Furthermore, the Freestone Retreat supports various UU principles, especially “respect for the interdependent web of all existence of which we are a part.” It could serve our social justice goals by providing a place for urban kids to get out and experience nature in partnership with our Good Neighbor recipient YES Nature to Neighborhoods.

But can we afford to keep it?

Yes. The Freestone Committee is exploring various possibilities for repairs and renovations, enhanced marketing, reaching out to other UU congregations to resume using the Retreat, and other ways to generate revenues that could contribute to the financial well-being of our church—the opposite of being a financial drain. The Committee believes it should not be liquidated to pay for deferred maintenance on the church building, especially before adequately exploring the feasibility of a capital campaign and significant membership growth.

The expenses of operating the Freestone Retreat have never come out of the church’s budget or reserves. Rentals have covered the basic operating expenses. Donations from people who love the place have helped make some improvements possible. Our plan for many years has been to fund additional work by selling two adjacent parcels totaling about 7 acres, but that plan was put on hold by the Board of Trustees to take time for the current discernment process.

Why is it not being rented now?

Because of concern about liability, based on a 2015 consultant report. The Freestone Committee believes any safety issues have been adequately addressed and has plans for further improvements once money is raised to fund them.

Has the property been steadily increasing in value? 

Not during the recession, but in general properties in the area have been increasing by at least ten percent a year. The church’s other investments do not have that kind of return!

What UUCB groups have stayed there?

Youth groups, men’s and women’s groups, family groups, young adults group, the Board, committees/task forces, Write for Your Life, Handicrafters, Mist Tree Moon Circle, and others. All reported having a wonderful time and much appreciation for the Retreat.

Has it been used by other UU congregations?

Yes, groups from the Napa, Santa Rosa, Oakland and Davis churches and Starr King School for the Ministry have used it numerous times. Their current leadership may be less aware of it, but the Committee plans to remind them of its availability in the near future. The Retreat is an asset not only for our own congregation but for the regional UU community.

Unitarian Universalist Church of Berkeley
Covenant of Right Relations

  • We covenant to build a religious community guided by love and sustained by respectful relationships.
  • Believing that building healthy relationships is a spiritual practice, we aim to listen appreciatively, speak with care, express gratitude, honor our differences, and assume good intentions.
  • We endeavor to communicate directly, honestly, and compassionately, particularly when we are in conflict.
  • When we hurt one another, we will try to forgive, make amends, and reconnect in a spirit of love.
  • In celebration of the common purpose that unites us, we will do our best to abide by this covenant.

MEMBERSHIP in this Unitarian Universalist congregation is open to all who see this church as their religious home and the principles for which the church stands as their own.
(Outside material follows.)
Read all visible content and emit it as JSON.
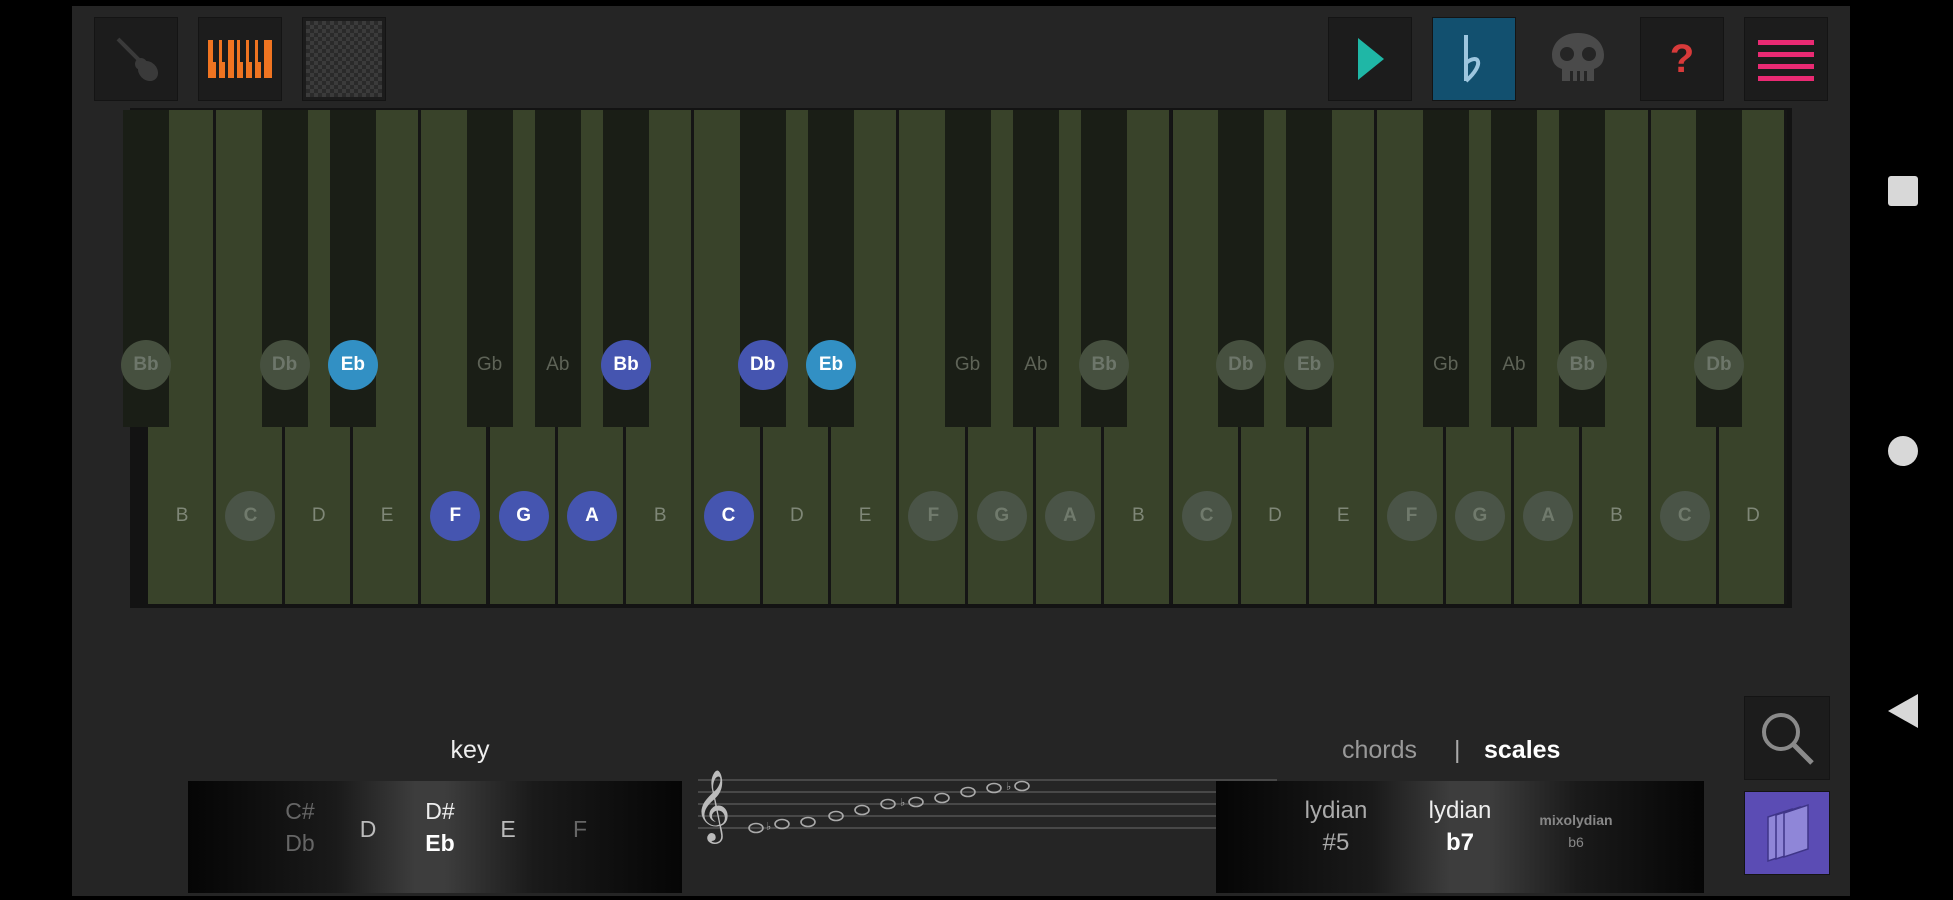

People who wish to join participate in a “pathways to membership” session, sign the membership book, and commit to supporting this church through participation and financially. To become a member, please contact our Membership Co-Chairs, Lonnie Moseley or Paul Hudson (, or speak with one of the co-ministers.

NEWSLETTER ITEM SUBMISSIONS: Submit announcements and articles by email to Due to limited space, we do not publish announcements for events occurring outside the church community. The deadline for submissions is now the 20th of the month. Please try to be on time!  Questions? Please email



To subscribe to the email version of this newsletter or “The Week Ahead at UUCB,” email You can also find both newsletters on the website under “News.”

UUCB general discussion list:

Email list for families: Email

Social Justice email list: Email